The guilty verdict against former Liberian President Charles Taylor, who was convicted of aiding and abetting war crimes in Sierra Leone this week, is sinking in across West Africa. The historic judgment of the first African president to be prosecuted in an international court leaves Taylor facing a lengthy sentence in a British prison.
Fresh Air Weekend highlights some of the best interviews and reviews from past weeks, and new program elements specially paced for weekends. Our weekend show emphasizes interviews with writers, filmmakers, actors, and musicians, and often includes excerpts from live in-studio concerts. This week:
The past few years in Texas have seen a parade of DNA exonerations: more than 40 men so far. The first exonerations were big news, but the type has grown smaller as Texans have watched a dismaying march of exonerees, their wasted years haunting the public conscience.
Yet a case in Williamson County, just north of Austin, is raising the ante. Michael Morton had been sentenced to life in prison for murdering his wife. He was released six months ago — 25 years after being convicted — when DNA testing proved he was not the killer.
The general election campaign for president is springing to life, now that Mitt Romney is all but certain to be President Obama's Republican opponent next fall. On Capitol Hill, though, the battle over who will sign or veto Congress' bills next year is already blazing.

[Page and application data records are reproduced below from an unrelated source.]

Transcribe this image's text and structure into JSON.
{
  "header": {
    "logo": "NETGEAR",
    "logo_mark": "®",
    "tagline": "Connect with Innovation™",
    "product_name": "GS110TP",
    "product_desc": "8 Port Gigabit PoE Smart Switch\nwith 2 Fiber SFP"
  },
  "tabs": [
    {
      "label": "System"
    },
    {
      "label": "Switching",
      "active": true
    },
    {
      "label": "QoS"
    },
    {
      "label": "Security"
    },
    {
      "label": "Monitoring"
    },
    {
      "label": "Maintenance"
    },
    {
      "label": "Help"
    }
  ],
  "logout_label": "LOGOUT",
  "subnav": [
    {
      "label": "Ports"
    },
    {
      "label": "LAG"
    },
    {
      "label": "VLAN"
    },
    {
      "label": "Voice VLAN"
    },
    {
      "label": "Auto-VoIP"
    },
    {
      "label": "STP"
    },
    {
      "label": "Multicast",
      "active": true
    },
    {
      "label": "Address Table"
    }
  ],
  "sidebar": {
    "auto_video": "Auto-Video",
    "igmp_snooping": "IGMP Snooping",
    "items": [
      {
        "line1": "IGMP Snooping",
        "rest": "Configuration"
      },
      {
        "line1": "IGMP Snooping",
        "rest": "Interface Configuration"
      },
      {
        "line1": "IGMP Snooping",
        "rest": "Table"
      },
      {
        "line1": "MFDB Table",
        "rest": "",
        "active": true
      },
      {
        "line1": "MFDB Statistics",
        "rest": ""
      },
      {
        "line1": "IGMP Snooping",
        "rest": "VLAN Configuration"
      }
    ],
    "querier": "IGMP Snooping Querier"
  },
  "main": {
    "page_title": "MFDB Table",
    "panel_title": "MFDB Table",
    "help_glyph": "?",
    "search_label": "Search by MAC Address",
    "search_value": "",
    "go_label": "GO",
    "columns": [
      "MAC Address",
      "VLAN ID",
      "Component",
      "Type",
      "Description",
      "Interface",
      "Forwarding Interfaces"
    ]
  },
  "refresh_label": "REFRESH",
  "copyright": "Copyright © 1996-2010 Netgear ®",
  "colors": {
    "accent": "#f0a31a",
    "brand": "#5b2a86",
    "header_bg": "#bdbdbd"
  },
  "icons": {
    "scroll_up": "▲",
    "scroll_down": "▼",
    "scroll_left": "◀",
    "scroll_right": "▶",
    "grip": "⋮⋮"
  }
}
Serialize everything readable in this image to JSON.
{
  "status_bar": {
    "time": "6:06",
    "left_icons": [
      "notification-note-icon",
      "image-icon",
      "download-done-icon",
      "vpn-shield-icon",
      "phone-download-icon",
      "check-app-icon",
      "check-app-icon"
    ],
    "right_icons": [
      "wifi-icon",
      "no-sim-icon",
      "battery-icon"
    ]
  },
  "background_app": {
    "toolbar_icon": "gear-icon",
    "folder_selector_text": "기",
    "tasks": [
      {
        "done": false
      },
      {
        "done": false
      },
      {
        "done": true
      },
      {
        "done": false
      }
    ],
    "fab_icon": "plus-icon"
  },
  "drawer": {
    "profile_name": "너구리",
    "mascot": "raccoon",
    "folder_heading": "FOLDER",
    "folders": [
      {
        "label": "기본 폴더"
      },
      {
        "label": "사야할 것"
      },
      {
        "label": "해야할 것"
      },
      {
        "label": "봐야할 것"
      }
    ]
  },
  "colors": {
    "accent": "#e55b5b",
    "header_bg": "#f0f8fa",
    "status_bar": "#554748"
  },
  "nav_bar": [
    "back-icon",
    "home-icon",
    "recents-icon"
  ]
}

In two key votes this past week, many Republicans fell in step with candidate Romney and his quest for more support from younger voters and women.